Seventieth Anniversary of the Liberation of Auschwitz
January 2015 marks seventy years since the liberation of Auschwitz, the largest camp established by the Germans. A complex of camps, Auschwitz included a concentration, extermination, and forced-labor camp. It was located 37 miles west of Krakow (Cracow), near the prewar German-Polish border.
In mid-January 1945, as Soviet forces approached the Auschwitz camp complex, the SS began evacuating Auschwitz and its satellite camps. Nearly 60,000 prisoners were forced to march west from the Auschwitz camp system. Thousands had been killed in the camps in the days before these death marches began. Tens of thousands of prisoners, mostly Jews, were forced to march to the city of Wodzislaw in the western part of Upper Silesia. SS guards shot anyone who fell behind or could not continue. Prisoners also suffered from the cold weather, starvation, and exposure on these marches. More than 15,000 died during the death marches from Auschwitz. On January 27, 1945, the Soviet army entered Auschwitz and liberated more than 7,000 remaining prisoners, who were mostly ill and dying. It is estimated that at minimum 1.3 million people were deported to Auschwitz between 1940 and 1945; of these, at least 1.1 million were murdered.
Voices from Auschwitz
So I was hiding out in the heap of dead bodies because in the last week when the crematoria didn’t function at all, the bodies were just building up higher and higher. So there I was at nighttime, in the daytime I was roaming around in the camp, and this is where I actually survived, January 27, I was one of the very first, Birkenau was one of the very first camps being liberated. This was my, my survival chance.
—Fritzie Weiss Fritzshall
The train arrived in the middle of the night, so we were greeted by very bright lights shining down on us. We were greeted by soldiers, SS men, as well as women.

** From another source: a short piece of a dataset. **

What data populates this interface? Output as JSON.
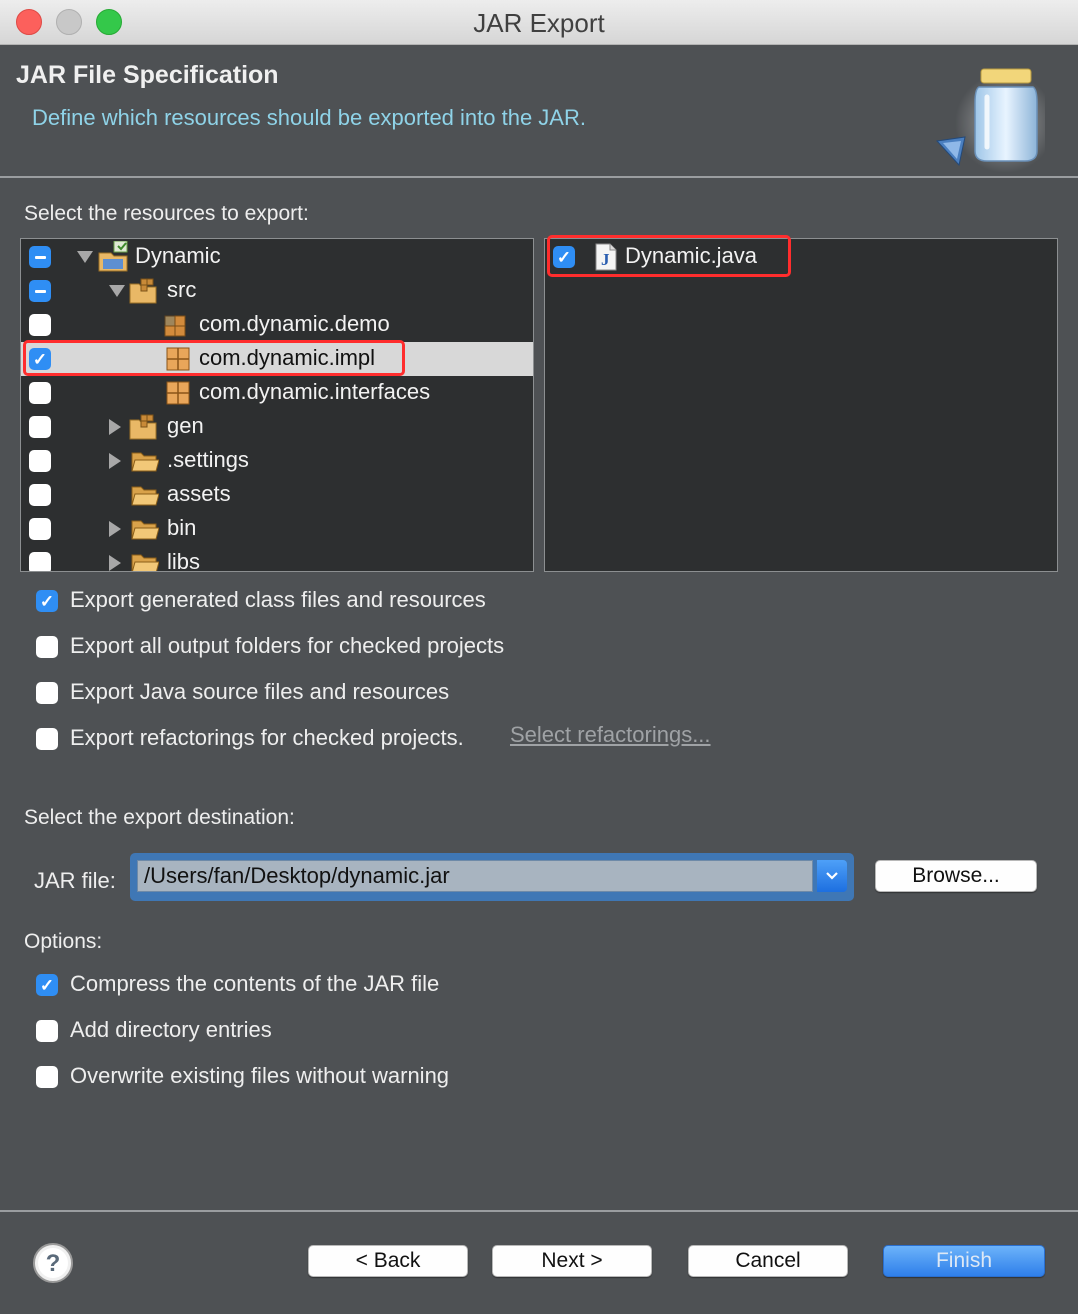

We were greeted by dogs and whips, by shouting and screaming, orders to try to empty the train, by confusion... There is no way to describe your first coming to Auschwitz.
—Lilly Appelbaum Lublin Malnik
And they said, “From now on you do not answer by your name. Your name is your number.” And the delusion, the disappointment, the discouragement that I felt, I felt like I was not a human person anymore.
Historians and survivors discuss the significance of Auschwitz.
US Holocaust Memorial Museum; Photos courtesy of Ryszard Domasik of the Auschwitz Memorial